The most common thing present in all vented crawl spaces in North Carolina is moisture. This is caused by both hot and humid summers along with ample rains in the Spring and Fall. Vented crawl spaces work best in areas that are less humid than the Triangle and building codes are shifting towards sealed crawl spaces and higher standards for vapor barrier installation. The majority of homes in the Triangle area were built with a dirt crawl space beneath the home and are vented. Depending on the age of your home your vapor barrier may be as simple as a sheet of plastic laid on the ground or it may not have a vapor barrier at all.

Moisture from the ground and condensation from crawl space vents combine to create all sorts of problems under your home. This moisture creates mold, mildew, dry rot and allows insects and other pests to thrive. A vapor barrier is key to stopping this moisture. If there is excess moisture under your home you may see signs of efflorescence on the foundation walls or even standing water in your crawl space. Efflorescence is the white or chalky looking marks that are seen when moisture is penetrating the cinder block foundation. It may be caused by an exterior drainage issue, excess standing water or other moisture source. Excessive water may require additional measures like a dehumidifier or sump pump or correction of the drainage problem but the vapor barrier needs to be addressed as the first step in a solution.

Properly installed a vapor barrier prevents water from the ground from migrating to the floor joists, insulation, sub-flooring, and other materials located in a crawl space. As the ground becomes saturated during rainfall, moisture moves through the ground like a sponge, coming into contact with the soil underneath your home. Even with a properly sealed foundation wall and good drainage, moisture will migrate through the soil under the foundation creating conditions perfect for mold growth, musty odors, insects and other problems.

Install a new vapor barrier

A correctly installed crawl space vapor barrier should be overlapped and taped to eliminate gaps in the coverage. It should also extend up to foundation walls and footings underneath the home to ensure that moisture can not permeate the barrier and moisture does not seep around it. Current building code specifies a minimum thickness of 6mm but a thicker 12mm plastic liner performs better and is less likely to be damaged by any maintenance or access to the crawl space.

Sealed Vapor Barrier

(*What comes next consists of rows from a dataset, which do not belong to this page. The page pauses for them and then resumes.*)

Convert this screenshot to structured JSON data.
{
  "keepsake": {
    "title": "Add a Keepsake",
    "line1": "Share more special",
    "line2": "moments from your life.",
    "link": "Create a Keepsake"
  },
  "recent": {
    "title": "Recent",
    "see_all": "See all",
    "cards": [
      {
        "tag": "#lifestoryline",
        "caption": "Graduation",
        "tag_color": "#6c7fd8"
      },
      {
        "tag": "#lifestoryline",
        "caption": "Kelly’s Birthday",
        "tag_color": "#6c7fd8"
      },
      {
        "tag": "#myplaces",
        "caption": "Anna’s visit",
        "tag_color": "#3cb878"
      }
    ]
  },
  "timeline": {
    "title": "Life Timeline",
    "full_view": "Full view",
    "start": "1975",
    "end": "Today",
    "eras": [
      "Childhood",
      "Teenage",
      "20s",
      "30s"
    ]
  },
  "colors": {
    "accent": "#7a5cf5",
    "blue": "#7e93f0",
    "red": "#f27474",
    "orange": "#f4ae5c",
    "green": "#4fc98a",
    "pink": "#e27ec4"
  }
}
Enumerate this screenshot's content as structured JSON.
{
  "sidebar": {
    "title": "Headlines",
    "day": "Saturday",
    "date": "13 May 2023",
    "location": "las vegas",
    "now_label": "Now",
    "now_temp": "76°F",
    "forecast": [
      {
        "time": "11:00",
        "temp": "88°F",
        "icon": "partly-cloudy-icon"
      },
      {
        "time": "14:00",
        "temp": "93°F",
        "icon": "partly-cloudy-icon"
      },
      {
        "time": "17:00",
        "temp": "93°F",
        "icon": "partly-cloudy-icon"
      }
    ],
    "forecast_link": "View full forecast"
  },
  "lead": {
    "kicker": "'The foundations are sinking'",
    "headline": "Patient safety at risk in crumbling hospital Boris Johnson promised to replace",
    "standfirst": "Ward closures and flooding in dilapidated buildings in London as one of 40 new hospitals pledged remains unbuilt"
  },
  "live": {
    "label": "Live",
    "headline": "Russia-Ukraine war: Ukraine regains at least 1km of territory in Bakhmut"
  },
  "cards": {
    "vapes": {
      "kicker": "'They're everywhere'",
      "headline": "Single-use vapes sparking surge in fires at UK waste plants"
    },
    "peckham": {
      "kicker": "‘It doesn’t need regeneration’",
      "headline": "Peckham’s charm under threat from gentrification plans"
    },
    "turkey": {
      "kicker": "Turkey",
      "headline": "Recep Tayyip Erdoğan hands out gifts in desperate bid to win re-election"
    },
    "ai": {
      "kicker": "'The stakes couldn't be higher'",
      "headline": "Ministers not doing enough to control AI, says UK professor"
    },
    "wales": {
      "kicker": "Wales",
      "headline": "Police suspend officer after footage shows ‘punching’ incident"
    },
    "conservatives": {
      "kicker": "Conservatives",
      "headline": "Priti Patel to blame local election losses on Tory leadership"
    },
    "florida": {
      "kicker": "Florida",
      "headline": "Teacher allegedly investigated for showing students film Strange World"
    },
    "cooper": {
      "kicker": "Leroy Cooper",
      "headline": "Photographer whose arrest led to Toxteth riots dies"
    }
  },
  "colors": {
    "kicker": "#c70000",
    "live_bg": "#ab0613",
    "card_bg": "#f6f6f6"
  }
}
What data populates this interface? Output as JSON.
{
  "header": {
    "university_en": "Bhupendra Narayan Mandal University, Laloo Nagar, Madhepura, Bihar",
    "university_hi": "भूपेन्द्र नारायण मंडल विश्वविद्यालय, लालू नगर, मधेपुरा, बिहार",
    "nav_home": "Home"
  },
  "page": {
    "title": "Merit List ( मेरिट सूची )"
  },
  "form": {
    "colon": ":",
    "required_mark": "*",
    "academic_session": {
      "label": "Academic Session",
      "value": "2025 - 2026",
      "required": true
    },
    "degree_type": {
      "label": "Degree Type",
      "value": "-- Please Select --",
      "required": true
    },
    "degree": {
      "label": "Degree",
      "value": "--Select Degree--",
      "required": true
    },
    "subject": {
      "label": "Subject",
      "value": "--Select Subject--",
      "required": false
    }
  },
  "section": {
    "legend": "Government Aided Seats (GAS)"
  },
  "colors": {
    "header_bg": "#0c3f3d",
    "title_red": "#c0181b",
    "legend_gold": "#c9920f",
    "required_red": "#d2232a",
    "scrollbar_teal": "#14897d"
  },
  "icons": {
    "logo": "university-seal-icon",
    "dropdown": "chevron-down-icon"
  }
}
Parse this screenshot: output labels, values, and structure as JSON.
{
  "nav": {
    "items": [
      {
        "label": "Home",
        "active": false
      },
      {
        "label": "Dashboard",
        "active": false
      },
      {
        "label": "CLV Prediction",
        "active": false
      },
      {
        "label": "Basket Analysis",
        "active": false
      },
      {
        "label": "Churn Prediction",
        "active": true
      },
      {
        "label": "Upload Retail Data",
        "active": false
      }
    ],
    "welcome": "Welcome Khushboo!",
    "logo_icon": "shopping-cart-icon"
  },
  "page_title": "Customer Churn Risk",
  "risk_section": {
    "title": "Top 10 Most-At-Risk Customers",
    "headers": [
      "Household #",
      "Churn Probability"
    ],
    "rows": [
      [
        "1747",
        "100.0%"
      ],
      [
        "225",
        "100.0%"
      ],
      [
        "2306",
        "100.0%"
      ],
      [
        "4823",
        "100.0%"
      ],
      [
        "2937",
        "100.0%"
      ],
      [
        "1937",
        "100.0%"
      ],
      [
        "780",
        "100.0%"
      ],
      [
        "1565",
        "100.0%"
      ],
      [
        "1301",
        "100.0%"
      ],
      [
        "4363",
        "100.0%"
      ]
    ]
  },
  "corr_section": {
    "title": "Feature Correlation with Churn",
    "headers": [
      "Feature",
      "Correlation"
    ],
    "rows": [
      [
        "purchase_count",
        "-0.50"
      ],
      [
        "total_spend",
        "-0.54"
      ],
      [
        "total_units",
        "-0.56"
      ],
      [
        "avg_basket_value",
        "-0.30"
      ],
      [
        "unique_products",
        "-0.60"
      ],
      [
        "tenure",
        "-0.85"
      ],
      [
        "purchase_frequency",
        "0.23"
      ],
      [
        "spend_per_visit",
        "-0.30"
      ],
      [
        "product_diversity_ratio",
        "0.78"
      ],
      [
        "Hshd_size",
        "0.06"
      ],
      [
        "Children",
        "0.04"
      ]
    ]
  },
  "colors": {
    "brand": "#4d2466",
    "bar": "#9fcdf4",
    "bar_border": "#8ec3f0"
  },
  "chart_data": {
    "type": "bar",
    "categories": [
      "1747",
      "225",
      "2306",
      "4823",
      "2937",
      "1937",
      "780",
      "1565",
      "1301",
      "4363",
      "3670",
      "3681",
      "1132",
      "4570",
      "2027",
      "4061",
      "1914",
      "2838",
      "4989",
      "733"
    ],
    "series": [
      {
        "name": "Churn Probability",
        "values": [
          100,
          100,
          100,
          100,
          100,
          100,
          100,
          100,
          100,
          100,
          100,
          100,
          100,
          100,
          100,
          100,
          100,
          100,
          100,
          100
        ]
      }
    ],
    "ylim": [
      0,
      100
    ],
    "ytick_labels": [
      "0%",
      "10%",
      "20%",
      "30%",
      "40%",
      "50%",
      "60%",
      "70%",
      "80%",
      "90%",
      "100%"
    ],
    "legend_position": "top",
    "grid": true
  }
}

If you are having excessive moisture problems like standing water, efflorescence, mold growth or puddles underneath your home. Triangle Crawl Space Solutions will recommend a sealed vapor barrier to help address these problems. A sealed vapor barrier provides additional protection against water and moisture infiltrating your crawl space. A sealed vapor barrier uses the same heavy duty 12 mil plastic liner as the standard vapor barrier but the plastic liner is fixed to the foundation walls and the individual footings of the home are wrapped. It extends up the piers and foundation wall to block moisture from the crawl space. A three inch gap is left between the top of the vapor barrier and the sill board of the home to allow for any future inspections (commonly for pest inspections).

Once your new vapor barrier is properly installed TCSS can discuss any further needs to remove moisture like a sump pump or dehumidifier based on your specific moisture levels and the condition of your crawl space. It all starts with a free assessment of your crawl space…just give us a call.

FAQ and Common Questions: Vapor Barriers